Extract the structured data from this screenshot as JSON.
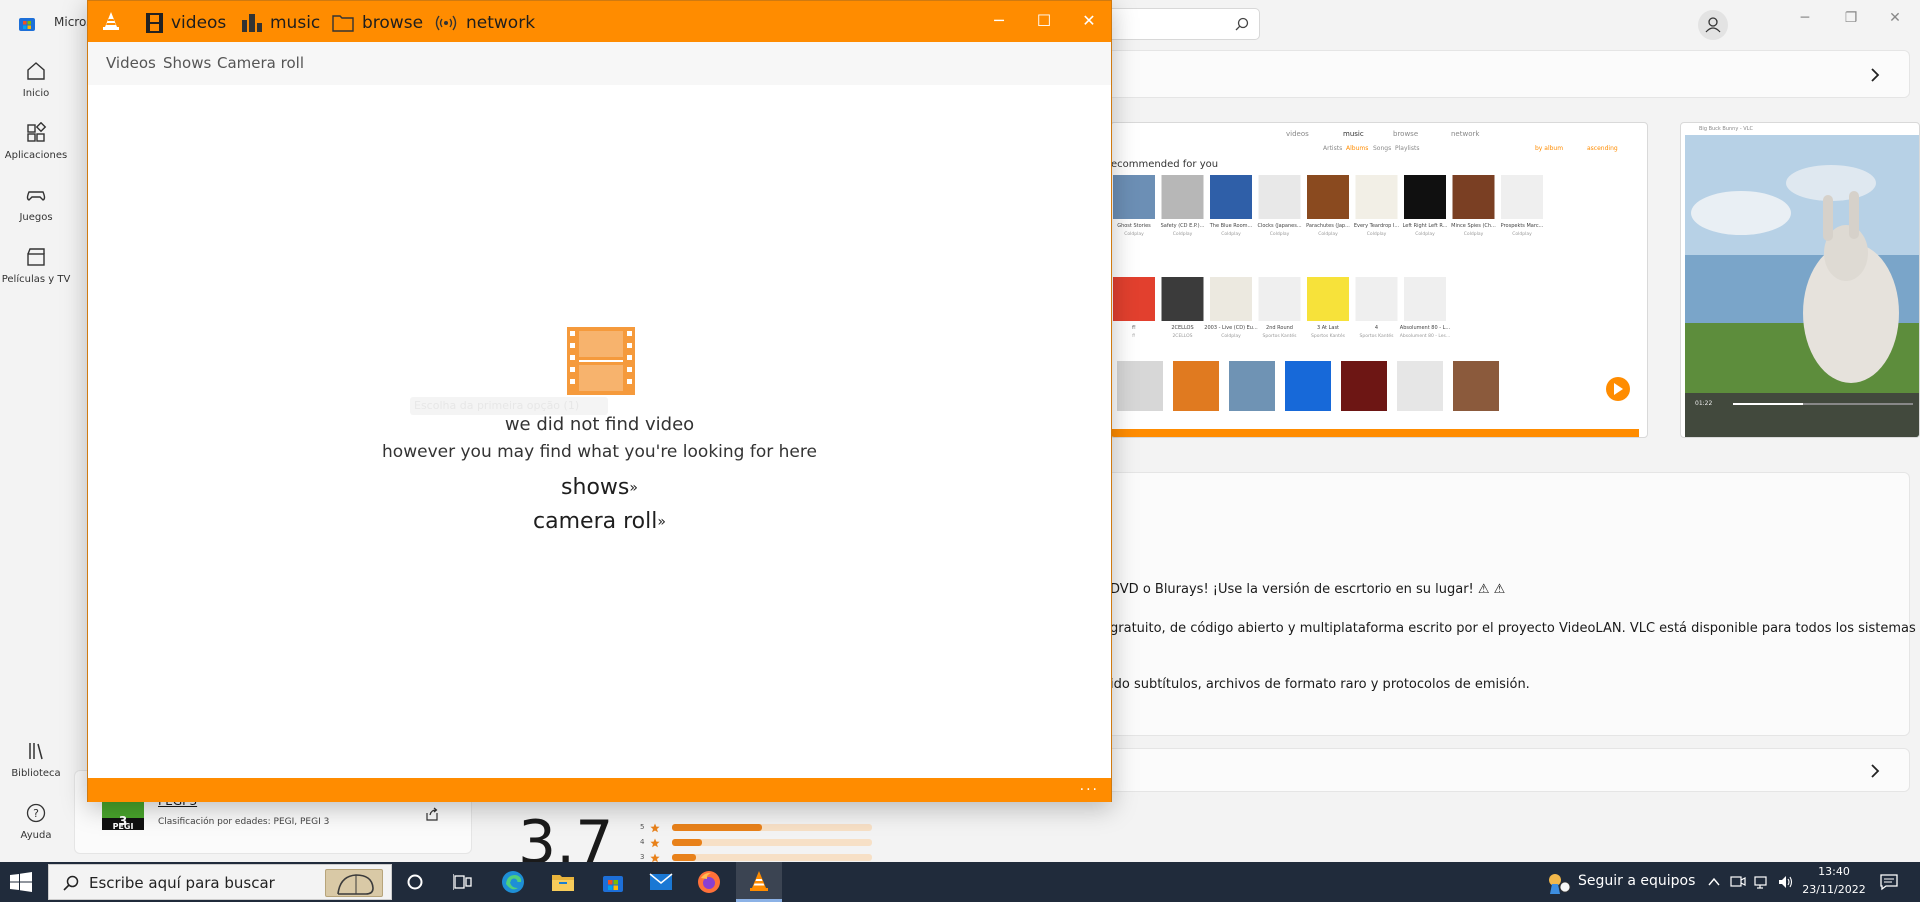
{
  "store": {
    "title": "Microsoft Store",
    "nav": [
      {
        "label": "Inicio"
      },
      {
        "label": "Aplicaciones"
      },
      {
        "label": "Juegos"
      },
      {
        "label": "Películas y TV"
      },
      {
        "label": "Biblioteca"
      },
      {
        "label": "Ayuda"
      }
    ],
    "description_lines": [
      "DVD o Blurays! ¡Use la versión de escrtorio en su lugar! ⚠ ⚠",
      "gratuito, de código abierto y multiplataforma escrito por el proyecto VideoLAN. VLC está disponible para todos los sistemas",
      "ido subtítulos, archivos de formato raro y protocolos de emisión."
    ],
    "rating": "3.7",
    "rating_bars": [
      {
        "stars": "5",
        "fraction": 0.45
      },
      {
        "stars": "4",
        "fraction": 0.15
      },
      {
        "stars": "3",
        "fraction": 0.12
      }
    ],
    "pegi": {
      "badge": "3",
      "logo_text": "PEGI",
      "label": "PEGI 3",
      "description": "Clasificación por edades: PEGI, PEGI 3"
    },
    "screenshot1": {
      "tabs": [
        "videos",
        "music",
        "browse",
        "network"
      ],
      "subtabs": [
        "Artists",
        "Albums",
        "Songs",
        "Playlists"
      ],
      "sort": [
        "by album",
        "ascending"
      ],
      "section": "ecommended for you",
      "albums_row1": [
        {
          "title": "Ghost Stories",
          "artist": "Coldplay"
        },
        {
          "title": "Safety (CD E.P.)...",
          "artist": "Coldplay"
        },
        {
          "title": "The Blue Room...",
          "artist": "Coldplay"
        },
        {
          "title": "Clocks (Japanes...",
          "artist": "Coldplay"
        },
        {
          "title": "Parachutes (Jap...",
          "artist": "Coldplay"
        },
        {
          "title": "Every Teardrop I...",
          "artist": "Coldplay"
        },
        {
          "title": "Left Right Left R...",
          "artist": "Coldplay"
        },
        {
          "title": "Mince Spies (Ch...",
          "artist": "Coldplay"
        },
        {
          "title": "Prospekts Marc...",
          "artist": "Coldplay"
        }
      ],
      "albums_row2": [
        {
          "title": "f!",
          "artist": "f!"
        },
        {
          "title": "2CELLOS",
          "artist": "2CELLOS"
        },
        {
          "title": "2003 - Live (CD) Eu...",
          "artist": "Coldplay"
        },
        {
          "title": "2nd Round",
          "artist": "Sportos Kantés"
        },
        {
          "title": "3 At Last",
          "artist": "Sportos Kantés"
        },
        {
          "title": "4",
          "artist": "Sportos Kantés"
        },
        {
          "title": "Absolument 80 - L...",
          "artist": "Absolument 80 - Les..."
        }
      ]
    },
    "screenshot2": {
      "title": "Big Buck Bunny - VLC",
      "time": "01:22"
    }
  },
  "vlc": {
    "tabs": [
      {
        "label": "videos",
        "icon": "film-icon"
      },
      {
        "label": "music",
        "icon": "equalizer-icon"
      },
      {
        "label": "browse",
        "icon": "folder-icon"
      },
      {
        "label": "network",
        "icon": "broadcast-icon"
      }
    ],
    "subnav": [
      "Videos",
      "Shows",
      "Camera roll"
    ],
    "ghost_text": "Escolha da primeira opção (1)",
    "empty_title": "we did not find video",
    "empty_subtitle": "however you may find what you're looking for here",
    "links": [
      "shows",
      "camera roll"
    ],
    "link_arrow": "»",
    "more": "...",
    "accent": "#ff8c00"
  },
  "taskbar": {
    "search_placeholder": "Escribe aquí para buscar",
    "apps": [
      "cortana-icon",
      "task-view-icon",
      "edge-icon",
      "file-explorer-icon",
      "store-icon",
      "mail-icon",
      "firefox-icon",
      "vlc-icon"
    ],
    "weather_text": "Seguir a equipos",
    "time": "13:40",
    "date": "23/11/2022"
  }
}
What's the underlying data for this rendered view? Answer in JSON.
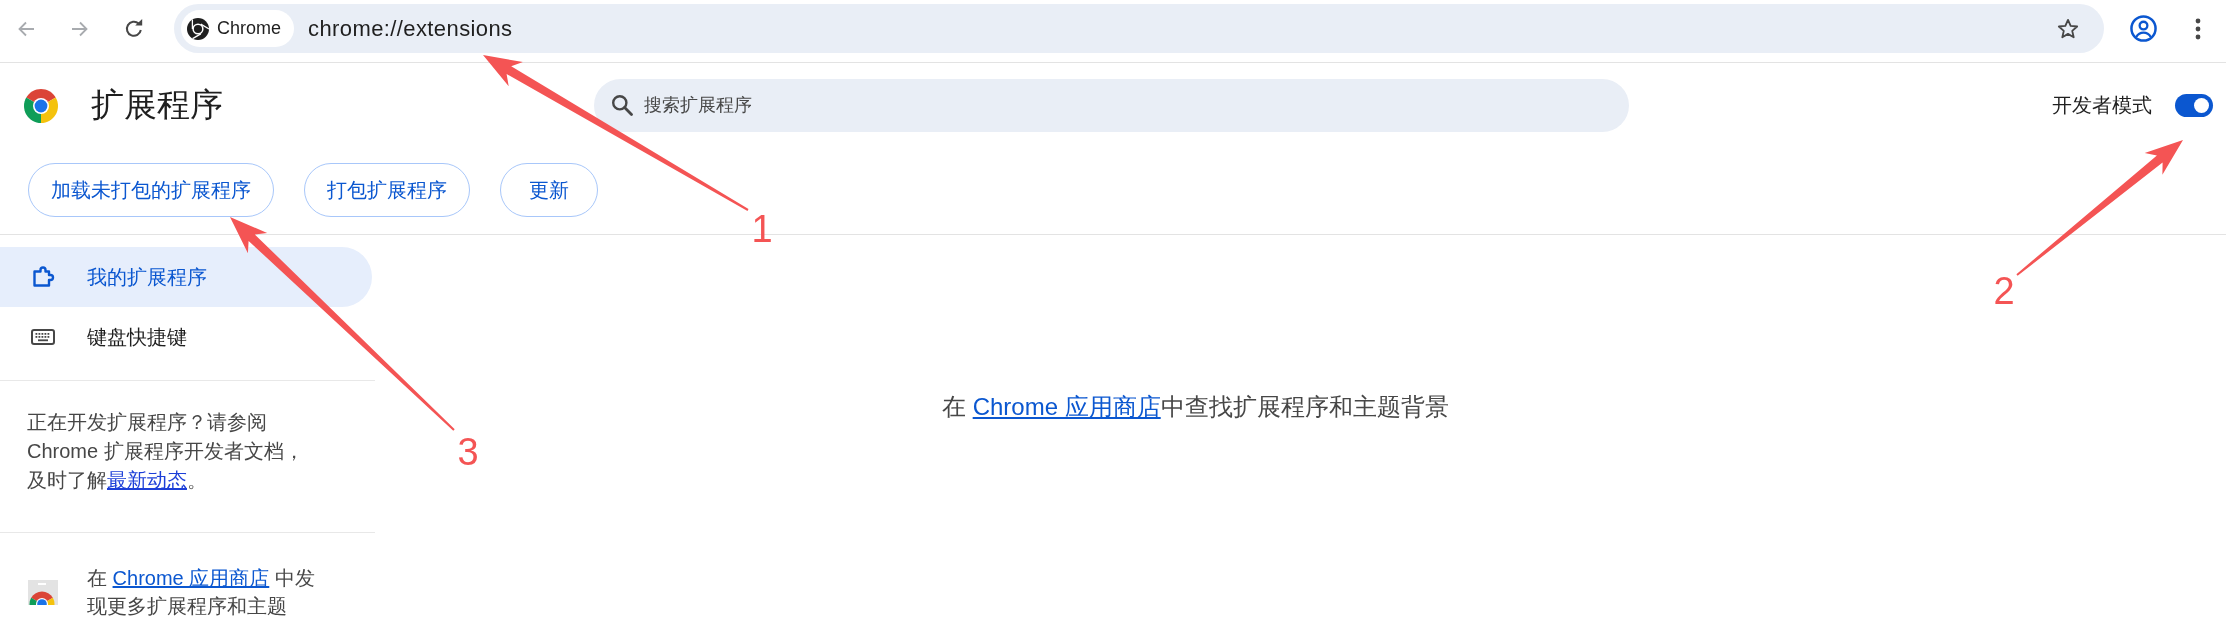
{
  "toolbar": {
    "back": {
      "disabled": true
    },
    "forward": {
      "disabled": true
    },
    "site_chip": "Chrome",
    "url": "chrome://extensions"
  },
  "header": {
    "title": "扩展程序",
    "search": {
      "placeholder": "搜索扩展程序"
    },
    "developer_mode": {
      "label": "开发者模式",
      "on": true
    },
    "buttons": [
      "加载未打包的扩展程序",
      "打包扩展程序",
      "更新"
    ]
  },
  "sidebar": {
    "items": [
      {
        "label": "我的扩展程序",
        "selected": true
      },
      {
        "label": "键盘快捷键",
        "selected": false
      }
    ],
    "developer_note": {
      "text": "正在开发扩展程序？请参阅 Chrome 扩展程序开发者文档，及时了解",
      "link": "最新动态",
      "end": "。"
    },
    "store_promo": {
      "before": "在 ",
      "link": "Chrome 应用商店",
      "after": " 中发现更多扩展程序和主题"
    }
  },
  "main": {
    "message": {
      "before": "在 ",
      "link": "Chrome 应用商店",
      "after": "中查找扩展程序和主题背景"
    }
  },
  "annotations": [
    {
      "label": "1"
    },
    {
      "label": "2"
    },
    {
      "label": "3"
    }
  ]
}
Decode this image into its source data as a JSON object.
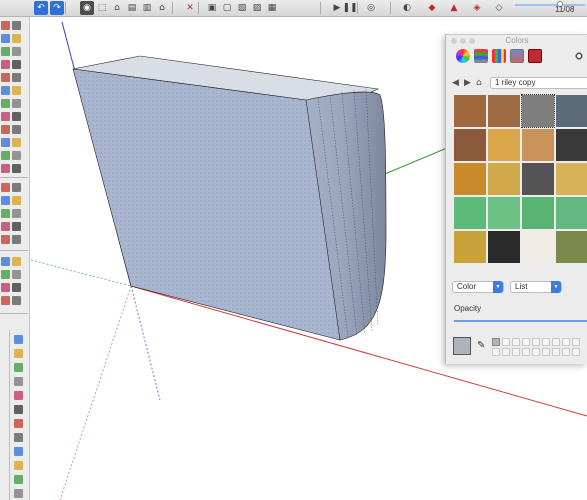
{
  "toolbar": {
    "scene_label": "11/08",
    "tools": [
      {
        "icon": "undo-icon",
        "glyph": "↶",
        "style": "blue"
      },
      {
        "icon": "redo-icon",
        "glyph": "↷",
        "style": "blue"
      },
      {
        "icon": "camera-orbit-icon",
        "glyph": "◉",
        "style": "dark"
      },
      {
        "icon": "iso-view-icon",
        "glyph": "⬚",
        "style": "plain"
      },
      {
        "icon": "top-view-icon",
        "glyph": "⌂",
        "style": "plain"
      },
      {
        "icon": "front-view-icon",
        "glyph": "▤",
        "style": "plain"
      },
      {
        "icon": "right-view-icon",
        "glyph": "▥",
        "style": "plain"
      },
      {
        "icon": "home-view-icon",
        "glyph": "⌂",
        "style": "plain"
      },
      {
        "icon": "xray-icon",
        "glyph": "✕",
        "style": "red"
      },
      {
        "icon": "wireframe-icon",
        "glyph": "▣",
        "style": "plain"
      },
      {
        "icon": "hidden-line-icon",
        "glyph": "▢",
        "style": "plain"
      },
      {
        "icon": "shaded-icon",
        "glyph": "▧",
        "style": "plain"
      },
      {
        "icon": "shaded-texture-icon",
        "glyph": "▨",
        "style": "plain"
      },
      {
        "icon": "monochrome-icon",
        "glyph": "▦",
        "style": "plain"
      },
      {
        "icon": "play-icon",
        "glyph": "▶",
        "style": "plain"
      },
      {
        "icon": "pause-icon",
        "glyph": "❚❚",
        "style": "plain"
      },
      {
        "icon": "component-icon",
        "glyph": "◎",
        "style": "plain"
      },
      {
        "icon": "shadows-icon",
        "glyph": "◐",
        "style": "plain"
      },
      {
        "icon": "extension-ruby-icon",
        "glyph": "◆",
        "style": "red"
      },
      {
        "icon": "extension-3d-warehouse-icon",
        "glyph": "▲",
        "style": "red"
      },
      {
        "icon": "extension-sketchup-icon",
        "glyph": "◈",
        "style": "red"
      },
      {
        "icon": "extension-layers-icon",
        "glyph": "◇",
        "style": "plain"
      }
    ]
  },
  "colors_panel": {
    "title": "Colors",
    "library": "1 riley copy",
    "color_mode": "Color",
    "view_mode": "List",
    "opacity_label": "Opacity",
    "opacity_value": 1.0,
    "swatches": [
      "#a0693d",
      "#9d6a42",
      "#7e7e7e",
      "#5c6b7a",
      "#8a5a3a",
      "#d9a64a",
      "#c9935a",
      "#3a3a3a",
      "#c88a2a",
      "#d1a84a",
      "#545454",
      "#d7b258",
      "#5dbb7a",
      "#6cc285",
      "#59b474",
      "#62b87e",
      "#c9a23a",
      "#2b2b2b",
      "#f0ede4",
      "#7b8a4a"
    ]
  }
}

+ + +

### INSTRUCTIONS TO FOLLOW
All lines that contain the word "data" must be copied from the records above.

### THE ANSWER
Extract the structured data from this screenshot as JSON.
What's the underlying data for this rendered view? Answer in JSON.
Decode this image into its source data as a JSON object.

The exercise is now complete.